There are a LOT of beautiful fonts available and some are PUA encoded, which means there are additional “glyphs” (other letters or versions of letters) with swooshes and extra twirls on them. As you can see in the image above, I’ve used these PUA encoded characters in the Matthias Font by Aqeela Studio for the “L”, “F”, and “S” to make the lettering more interesting than the regular version. The Matthias font is part of the Exclusive Font Collection, which is a collection of 20 calligraphy fonts available FREE from Creative Fabrica for the next 188 days (counting from 6/24/2021), so grab them while it’s still FREE.
For Silhouette Studio users, you need to have at least the Designer version (least expensive paid version) to have access to Font management and Glyphs. It’s definitely worth the upgrade because of all the additional features that become available when you have the paid version. I have the Designer version but intend to upgrade to Business Edition soon because I can create my own fonts in that version.
To work with fonts in Silhouette Studio, click on the text tool in the left-side toolbar. It is the “A” symbol about halfway down the toolbar. You can then click anywhere on the mat and begin typing. The program defaults to Ariel, but any font installed on your machine can be accessible within Silhouette Studio.
Be sure to close Silhouette Studio before you install a new font so that the new font will show up in the list of available fonts in the program.
The toolbar below the main menu provides a compressed font control for changing the font and font size, toggling bold, italic, or underline, and setting left/center/right/justified font justification.
The Text Style Panel
Silhouette Studio has a Text Style Panel accessible by clicking on the “A” symbol in the right-side toolbar. This panel provides more options than the upper toolbar. Let’s explore what the Text Style panel can do.
The main tab which is visible when the panel first opens lists all of your machine’s available fonts showing the font name using the font itself to provide a nice visual description of the font. The currently selected font is listed at the top, with the text size to its right.
72 pt (point) is text that is approximately 1″ high. Typography geeks can read all about the history of typographic units here (legacy from the 1700s). The size is measured from the top of the tallest ascender (like the top of the letter “d”) to the bottom of the lowest descender (like the tail of the letter “p”).
Typically, a larger font size is needed to make calligraphy fonts more readable because the extra height of the ascenders and descenders means the x-height (middle bit that’s the height of letter “a”) shrinks to a very small size.
I usually size the text so I can read it easily in Silhouette Studio, create my phrases then resize the whole block of words & letters to the size needed for my project, using the grid on the mat to ensure it will fit my intended project.

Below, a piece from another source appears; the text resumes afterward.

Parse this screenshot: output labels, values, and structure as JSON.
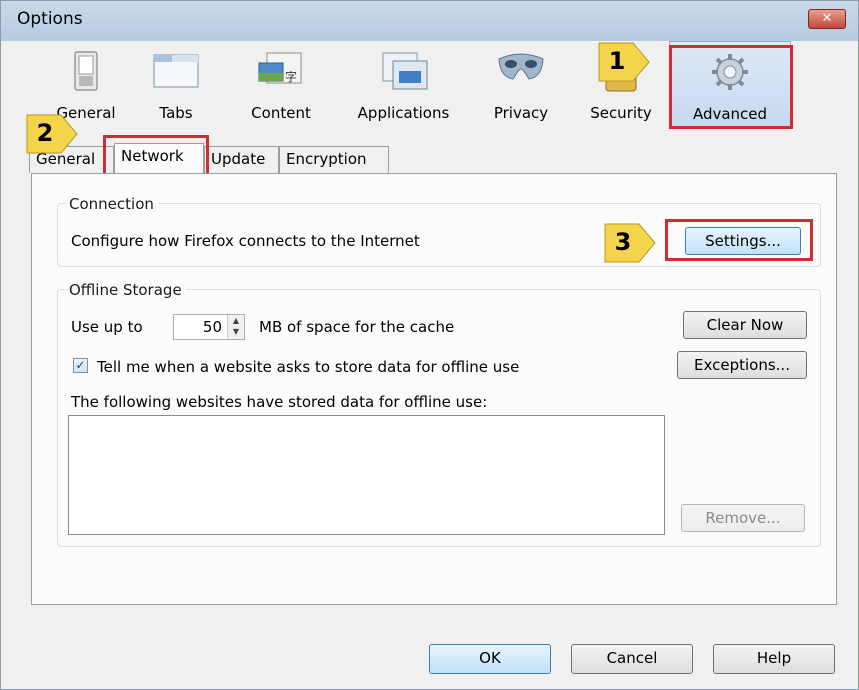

Below the list of fonts, there are other font settings: “B” for Bold, “I” for Italic, and “U” for underline. The next set of four symbols are for text justification – left, center, right or full justify. Most designs use either left or centered justification, but the other two can be used for interesting artistic effects.
The last two icons are text orientation: “normal” or “vertical”. The icons illustrate their actions.
The Character spacing section allows adjustments of line and character spacing. Sometimes the standard spacing is too wide or too narrow (in the artist’s humble opinion), so these allow the spacing to be adjusted as needed.
In Part 2, I’ll talk about the other tabs of the Text Style Panel.